No paths, no tracks, no footprints – all washed away. With no evidence that anyone has been there before you, only an experienced guide can lead you up the the main crater walls of New Zealand’s only live marine volcano, White Island or Whakaari. Twenty-seven nautical miles off the coast of Whakatane in the Bay of Plenty, the volcano was discovered by Captain Cook in 1769 but is estimated to be between 100,000 and 200,000 years old.
The landscape is ever-changing. In fact, this will probably be the last time I’ll see it as it is, as new grooves and new craters are formed all the time, eroded by the acidic water the island holds. Sulphurous steam belches from the rocks, tickling the throat – the Darth Vader-like masks distributed on the boat come in handy for dealing with the overwhelming smell.
Making my way to the main crater walls I’m acutely aware that I’m on unstable ground, feeling dwarfed by the mountain hissing and roaring around me. Up ahead is a palette of colours – dark red rocks, yellow sulphur and the turquoise water of the crater lake. The crater was formed after the eruption of 2000 and water appeared from underground in 2003.
The heat coming off the misty lake is palpable. The current depth is 24 metres, the highest to date. Count your blessings, the guide tells us – a full lake means low activity. When it starts to drain, best to find a big boulder to hide under or hightail it out of there. Comforting words.

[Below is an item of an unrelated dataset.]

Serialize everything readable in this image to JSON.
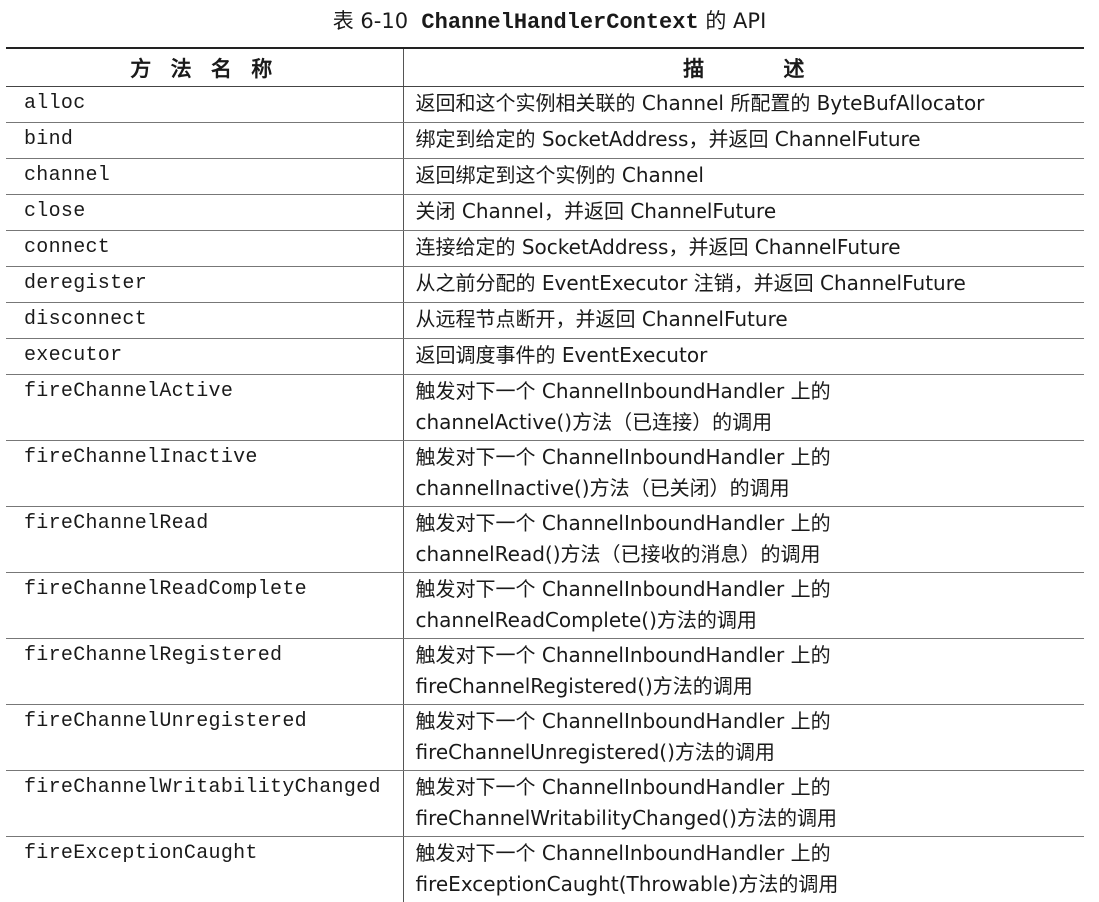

It is an awe-inspiring experience. Walking the live volcano is like tiptoeing around a sleeping giant, knowing that one day it will awake – and hoping that we’ll be on safe ground when it does.